A woman holds her smart phone which displays the Google home page, in this picture illustration taken February 24, 2016.

Reuters/Eric Gaillard/Illustration/File Photo

A U.S. jury handed Alphabet’s Google a major victory on Thursday in a long-running copyright lawsuit against Oracle Corp, saying the law allowed Google’s use of Oracle’s software to create its Android smartphone operating system.

The jury unanimously upheld claims by Google that its use of Oracle’s Java development platform was protected under the fair-use provision of copyright law, bringing trial to a close without Oracle winning any of the $9 billion in damages it requested.

Oracle in a statement after the verdict said it would appeal.

In a retrial at U.S. District Court in San Francisco, Oracle said Google’s Android operating system violated its copyright on parts of Java, a development platform. Alphabet’s Google unit said it should be able to use Java without paying a fee under fair use.

A trial in 2012 ended in a deadlocked jury.

The trial was closely watched by software developers, who feared an Oracle victory could spur more software copyright lawsuits. However, investors saw little risk for Alphabet.

Shares of Oracle and Alphabet were little-changed in after-hours trade following the verdict.

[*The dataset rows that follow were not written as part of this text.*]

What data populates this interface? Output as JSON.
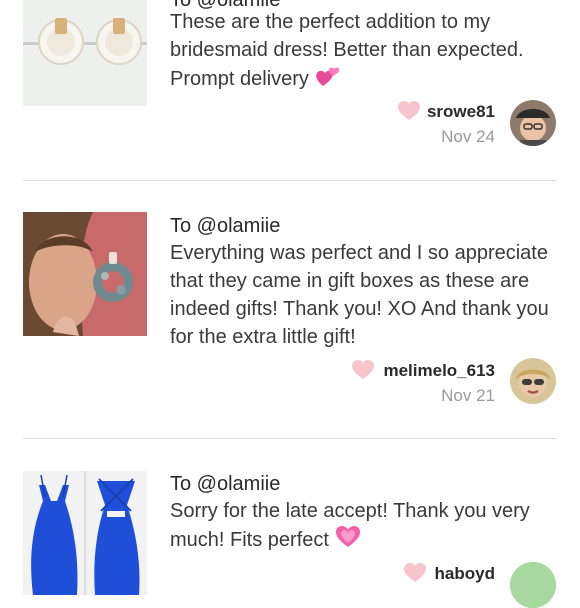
{
  "reviews": [
    {
      "to": "To @olamiie",
      "text": "These are the perfect addition to my bridesmaid dress! Better than expected. Prompt delivery",
      "emoji": "two-hearts",
      "author": "srowe81",
      "date": "Nov 24",
      "thumb": "white-shell-earrings",
      "avatar": "woman-with-cap-and-glasses"
    },
    {
      "to": "To @olamiie",
      "text": "Everything was perfect and I so appreciate that they came in gift boxes as these are indeed gifts! Thank you! XO And thank you for the extra little gift!",
      "author": "melimelo_613",
      "date": "Nov 21",
      "thumb": "model-wearing-abalone-earrings",
      "avatar": "woman-with-sunglasses"
    },
    {
      "to": "To @olamiie",
      "text": "Sorry for the late accept! Thank you very much! Fits perfect",
      "emoji": "sparkling-heart",
      "author": "haboyd",
      "thumb": "blue-dress-front-and-back",
      "avatar": "initials-avatar"
    }
  ],
  "colors": {
    "heart": "#f7c3cc",
    "divider": "#dddddd",
    "date": "#9a9a9a",
    "avatar_green": "#a7d8a0"
  }
}
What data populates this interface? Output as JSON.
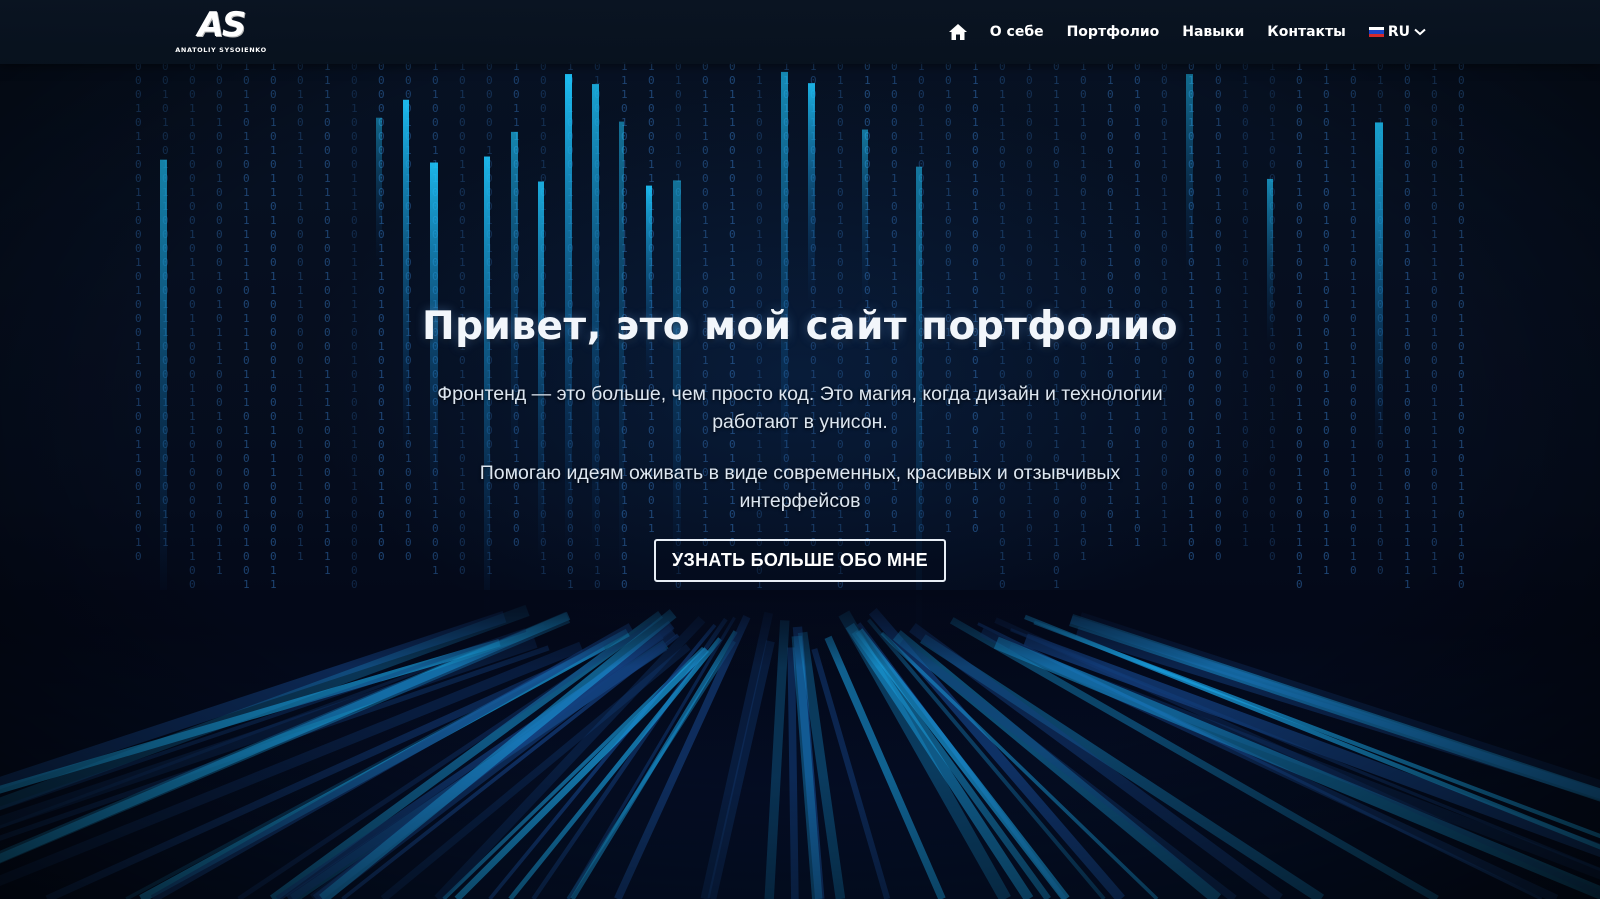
{
  "brand": {
    "logo_text": "AS",
    "logo_subtitle": "ANATOLIY SYSOIENKO"
  },
  "nav": {
    "home_icon": "home-icon",
    "links": [
      {
        "label": "О себе"
      },
      {
        "label": "Портфолио"
      },
      {
        "label": "Навыки"
      },
      {
        "label": "Контакты"
      }
    ],
    "language": {
      "label": "RU",
      "flag_icon": "russia-flag-icon",
      "chevron_icon": "chevron-down-icon"
    }
  },
  "hero": {
    "title": "Привет, это мой сайт портфолио",
    "paragraph_1": "Фронтенд — это больше, чем просто код. Это магия, когда дизайн и технологии работают в унисон.",
    "paragraph_2": "Помогаю идеям оживать в виде современных, красивых и отзывчивых интерфейсов",
    "cta_label": "УЗНАТЬ БОЛЬШЕ ОБО МНЕ"
  },
  "colors": {
    "background": "#050c1c",
    "accent": "#19b8ff",
    "text": "#ffffff"
  }
}
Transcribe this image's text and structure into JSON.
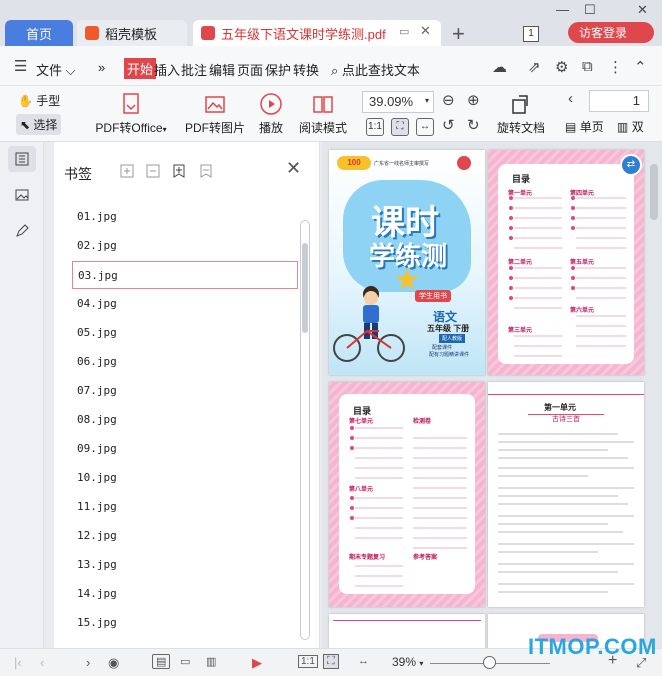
{
  "titlebar": {
    "tabs": [
      {
        "label": "首页"
      },
      {
        "label": "稻壳模板"
      },
      {
        "label": "五年级下语文课时学练测.pdf"
      }
    ],
    "window_count": "1",
    "visitor_label": "访客登录"
  },
  "menu": {
    "file": "文件",
    "items": [
      "开始",
      "插入",
      "批注",
      "编辑",
      "页面",
      "保护",
      "转换"
    ],
    "search": "点此查找文本"
  },
  "toolbar": {
    "hand": "手型",
    "select": "选择",
    "pdf_to_office": "PDF转Office",
    "pdf_to_image": "PDF转图片",
    "play": "播放",
    "read_mode": "阅读模式",
    "zoom": "39.09%",
    "rotate": "旋转文档",
    "single_page": "单页",
    "double_page": "双",
    "page_number": "1"
  },
  "panel": {
    "title": "书签",
    "bookmarks": [
      "01.jpg",
      "02.jpg",
      "03.jpg",
      "04.jpg",
      "05.jpg",
      "06.jpg",
      "07.jpg",
      "08.jpg",
      "09.jpg",
      "10.jpg",
      "11.jpg",
      "12.jpg",
      "13.jpg",
      "14.jpg",
      "15.jpg"
    ],
    "selected_index": 2
  },
  "document": {
    "cover": {
      "top_text": "广东省一线名师主审撰写",
      "title1": "课时",
      "title2": "学练测",
      "badge": "学生用书",
      "subject": "语文",
      "grade": "五年级 下册",
      "edition": "配人教版",
      "note1": "配套课件",
      "note2": "配有习题精讲课件"
    },
    "toc_title": "目录",
    "toc_page1": {
      "units_left": [
        "第一单元",
        "第二单元",
        "第三单元"
      ],
      "units_right": [
        "第四单元",
        "第五单元",
        "第六单元"
      ]
    },
    "toc_page2": {
      "units_left": [
        "第七单元",
        "第八单元",
        "期末专题复习"
      ],
      "units_right": [
        "检测卷",
        "参考答案"
      ]
    },
    "lesson_page": {
      "unit": "第一单元",
      "lesson": "古诗三首"
    }
  },
  "statusbar": {
    "zoom": "39%"
  },
  "watermark": "ITMOP.COM"
}
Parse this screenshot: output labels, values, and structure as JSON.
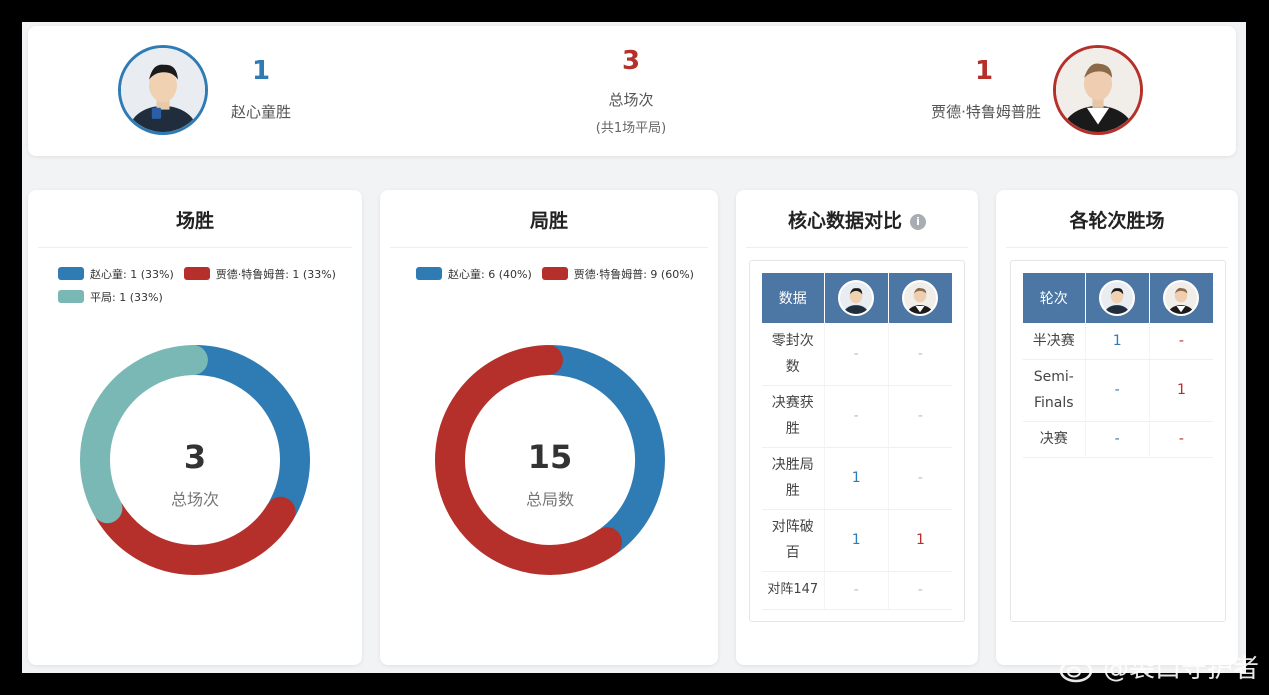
{
  "summary": {
    "left_player_wins": "1",
    "left_player_label": "赵心童胜",
    "total_matches": "3",
    "total_label": "总场次",
    "total_sub": "(共1场平局)",
    "right_player_wins": "1",
    "right_player_label": "贾德·特鲁姆普胜"
  },
  "colors": {
    "blue": "#2f7bb4",
    "red": "#b5302a",
    "teal": "#79b8b4"
  },
  "match_card": {
    "title": "场胜",
    "legend": [
      "赵心童: 1 (33%)",
      "贾德·特鲁姆普: 1 (33%)",
      "平局: 1 (33%)"
    ],
    "center_value": "3",
    "center_label": "总场次"
  },
  "frame_card": {
    "title": "局胜",
    "legend": [
      "赵心童: 6 (40%)",
      "贾德·特鲁姆普: 9 (60%)"
    ],
    "center_value": "15",
    "center_label": "总局数"
  },
  "core_card": {
    "title": "核心数据对比",
    "info_icon": "i",
    "header": "数据",
    "rows": [
      {
        "label": "零封次数",
        "left": "-",
        "right": "-"
      },
      {
        "label": "决赛获胜",
        "left": "-",
        "right": "-"
      },
      {
        "label": "决胜局胜",
        "left": "1",
        "right": "-"
      },
      {
        "label": "对阵破百",
        "left": "1",
        "right": "1"
      },
      {
        "label": "对阵147",
        "left": "-",
        "right": "-"
      }
    ]
  },
  "round_card": {
    "title": "各轮次胜场",
    "header": "轮次",
    "rows": [
      {
        "label": "半决赛",
        "left": "1",
        "right": "-"
      },
      {
        "label": "Semi-Finals",
        "left": "-",
        "right": "1"
      },
      {
        "label": "决赛",
        "left": "-",
        "right": "-"
      }
    ]
  },
  "chart_data": [
    {
      "type": "pie",
      "title": "场胜",
      "categories": [
        "赵心童",
        "贾德·特鲁姆普",
        "平局"
      ],
      "values": [
        1,
        1,
        1
      ],
      "percent": [
        33,
        33,
        33
      ],
      "total": 3
    },
    {
      "type": "pie",
      "title": "局胜",
      "categories": [
        "赵心童",
        "贾德·特鲁姆普"
      ],
      "values": [
        6,
        9
      ],
      "percent": [
        40,
        60
      ],
      "total": 15
    }
  ],
  "watermark": "@袋口守护者"
}
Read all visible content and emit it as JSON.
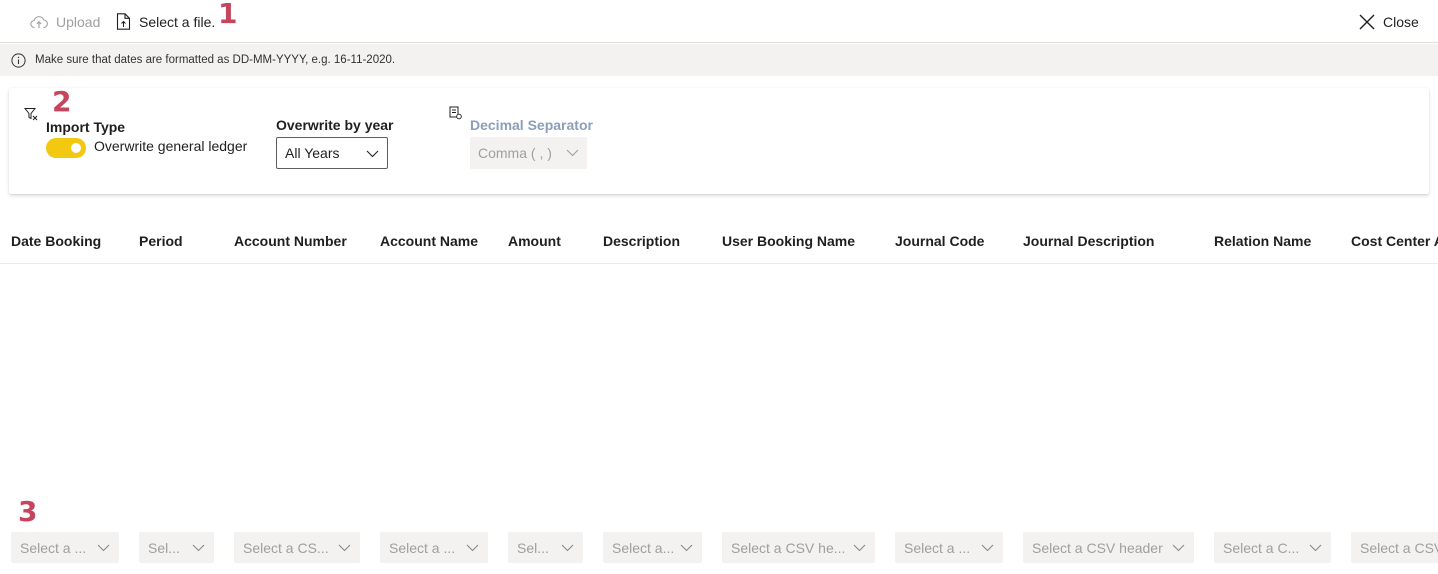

After the first trial, U.S. District Judge William Alsup ruled that the elements of Java at issue were not eligible for copyright protection at all. A federal appeals court disagreed in 2014, ruling that computer language that connects programs – known as application programming interfaces, or APIs – can be copyrighted.

A flood of copyright lawsuits has failed to materialize in the two years since that federal appeals court ruling. That could suggest Oracle’s lawsuit will not ultimately have a wide impact on the sector.

Under U.S. copyright law, “fair use” allows limited use of material without acquiring permission from the rights holder for purposes such as research.

During retrial, Oracle attorneys deemed Google’s defenses the “fair-use excuse.”

The retrial, which lasted about two weeks, featured testimony from high profile executives including Alphabet Executive Chairman Eric Schmidt, Chief Executive Larry Page, and Oracle co-CEO Safra Catz.

(Additional reporting by Dan Levine; Editing by Andrew Hay)